** SPOILERS **
Remember how good you felt when you watched Gravity? Sandra Bullock was stuck in outer space orbit, the International Space Station got smashed up by meteors, George Clooney was there too for some reason, and Bullock had to figure out a way to get back to Earth. And then she did, and it was awesome, and we felt great for her and for us. That's not Life.
In Life, the International Space Station is crewed by six movie movie star astronauts. Ryan Reynolds plays Deadpool, who brings soil samples straight from Mars on board to study. They discover a single celled organism that quickly - and I mean quickly - grows and involves into a tentacled starfish the size of a large pizza box in a matter of weeks. The Martian is kind of like Starro the Conquerer from DC Comics, so we'll just call it Starro from here on out. At first benign when it's just a miraculous little microscopic dot confined to a quarantined lab, Starro suddenly becomes incredibly violent and starts murdering the astronauts, crawling inside them as if all evil starfish on Mars have seen the Alien movies. Reynolds locks himself in the lab with Starro and tries to roast it with a blowtorch, but Starro takes out Deadpool and does him in from the inside out.
The rest of the astronauts, including Jake Gyllenhaal and Rebecca Ferguson, scramble to figure out how to lock Starro out of the ISS. But that insidious Martian starfish outsmarts their best science-y efforts at every turn and starts picking off the crew in grotesque ways. Then, and here's when Life really jumped the shark, Starro grows an evil alien face so it can have eye-to-eye staredowns with the humans. It soon becomes clear, especially when Earth receives the ISS's distress beacon and Starro massacres the crew of the rescue ship that docks with the station, that there's no way to beat Starro. The only thing that matters now is to keep it from reaching Earth.
Gyllenhaal comes up with a plan to use the last two Lifeboats to trick Starro; he'll pilot one into deep space with Starro on board and sacrifice his life to save Earth while Ferguson takes the second Lifeboat and tells the world what happened. This is when Life really screws us, manipulatively fooling the audience into thinking the plan is working when the exact opposite happened: Ferguson's Lifeboat got hit with debris and careened into deep space while Starro tentacle-to-arm wrestled Gyllenhaal for control of his Lifeboat and sent them both to Earth. The well-meaning fisherman in Thailand who sailed to meet the Lifeboat that landed in their waters never knew what hit them. But we know. It was Life that fucked them, and us, over.

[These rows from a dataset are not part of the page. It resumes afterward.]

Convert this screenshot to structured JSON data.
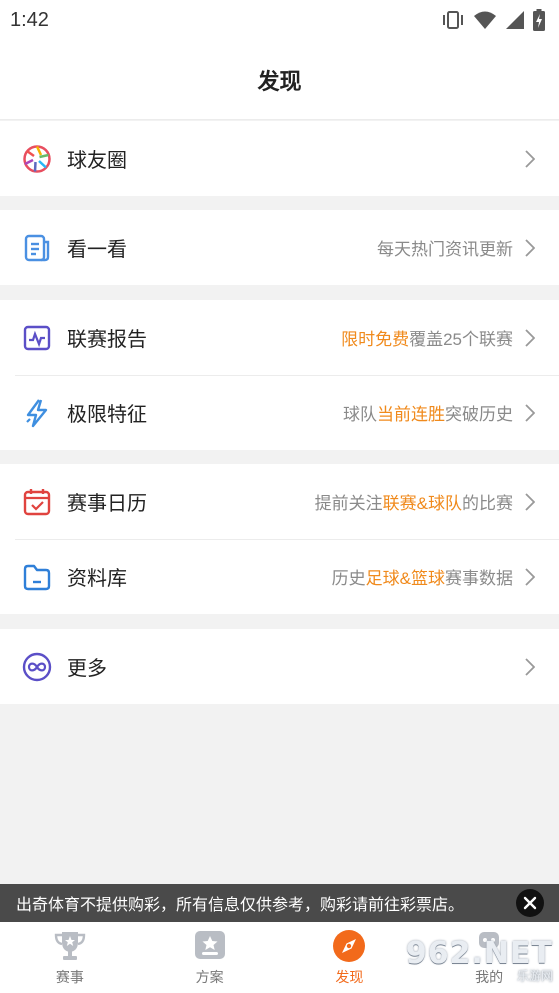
{
  "status_bar": {
    "time": "1:42"
  },
  "header": {
    "title": "发现"
  },
  "groups": [
    {
      "items": [
        {
          "label": "球友圈",
          "icon": "aperture-icon"
        }
      ]
    },
    {
      "items": [
        {
          "label": "看一看",
          "icon": "document-icon",
          "desc": "每天热门资讯更新"
        }
      ]
    },
    {
      "items": [
        {
          "label": "联赛报告",
          "icon": "pulse-chart-icon",
          "desc_highlight": "限时免费",
          "desc_rest": "覆盖25个联赛"
        },
        {
          "label": "极限特征",
          "icon": "lightning-icon",
          "desc_pre": "球队",
          "desc_highlight": "当前连胜",
          "desc_post": "突破历史"
        }
      ]
    },
    {
      "items": [
        {
          "label": "赛事日历",
          "icon": "calendar-icon",
          "desc_pre": "提前关注",
          "desc_highlight": "联赛&球队",
          "desc_post": "的比赛"
        },
        {
          "label": "资料库",
          "icon": "folder-icon",
          "desc_pre": "历史",
          "desc_highlight": "足球&篮球",
          "desc_post": "赛事数据"
        }
      ]
    },
    {
      "items": [
        {
          "label": "更多",
          "icon": "infinity-icon"
        }
      ]
    }
  ],
  "notice": {
    "text": "出奇体育不提供购彩，所有信息仅供参考，购彩请前往彩票店。"
  },
  "tabs": [
    {
      "label": "赛事",
      "icon": "trophy-icon"
    },
    {
      "label": "方案",
      "icon": "star-card-icon"
    },
    {
      "label": "发现",
      "icon": "compass-icon",
      "active": true
    },
    {
      "label": "我的",
      "icon": "profile-icon"
    }
  ],
  "watermark": {
    "main": "962.NET",
    "sub": "乐游网"
  },
  "colors": {
    "accent": "#f26a1b",
    "highlight": "#f08a1c",
    "notice_bg": "#4a4a4a"
  }
}
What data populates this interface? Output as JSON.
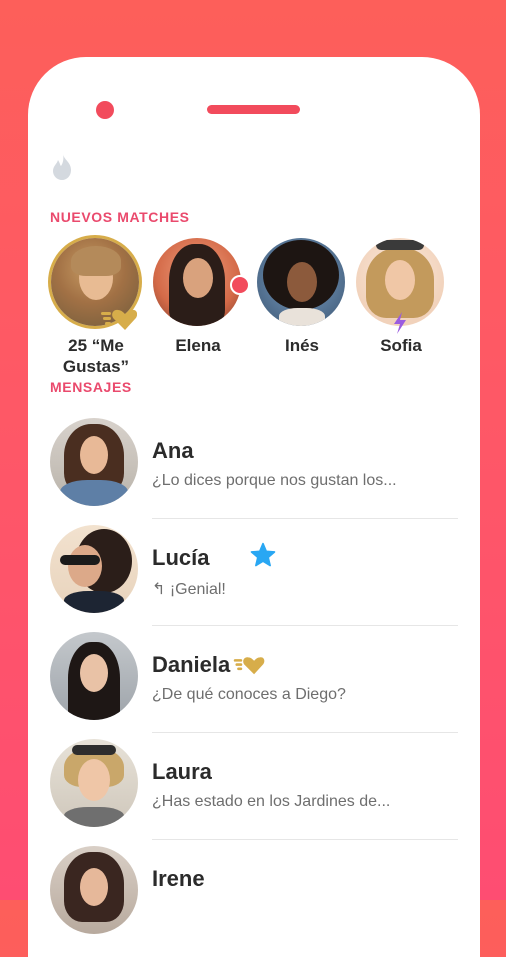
{
  "sections": {
    "new_matches": "NUEVOS MATCHES",
    "messages": "MENSAJES"
  },
  "matches": [
    {
      "name": "25 “Me Gustas”",
      "highlight": true
    },
    {
      "name": "Elena",
      "online": true
    },
    {
      "name": "Inés"
    },
    {
      "name": "Sofia",
      "boost": true
    }
  ],
  "conversations": [
    {
      "name": "Ana",
      "message": "¿Lo dices porque nos gustan los..."
    },
    {
      "name": "Lucía",
      "message": "↰ ¡Genial!",
      "badge": "super-like-star"
    },
    {
      "name": "Daniela",
      "message": "¿De qué conoces a Diego?",
      "badge": "gold-heart"
    },
    {
      "name": "Laura",
      "message": "¿Has estado en los Jardines de..."
    },
    {
      "name": "Irene",
      "message": ""
    }
  ],
  "colors": {
    "accent": "#fe5866",
    "section_title": "#ea4a6d",
    "gold": "#d7ad4a",
    "star": "#29a7f3",
    "boost": "#9a5ce0"
  },
  "icons": [
    "flame-icon",
    "gold-heart-icon",
    "star-icon",
    "bolt-icon",
    "reply-icon"
  ]
}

Life was going pretty well in the beginning, seeming like a derivative, but well-shot and decently interesting science fiction story in the serious and thoughtful vein of Arrival. When Starro instantly grows into an unstoppable CGI movie monster impervious to fire or the vacuum of space while managing to outwit six super duper brainy movie star scientists at every turn, Life goes right down the shitter. All I know is Life sucks, and everyone who sees it deserves a better Life.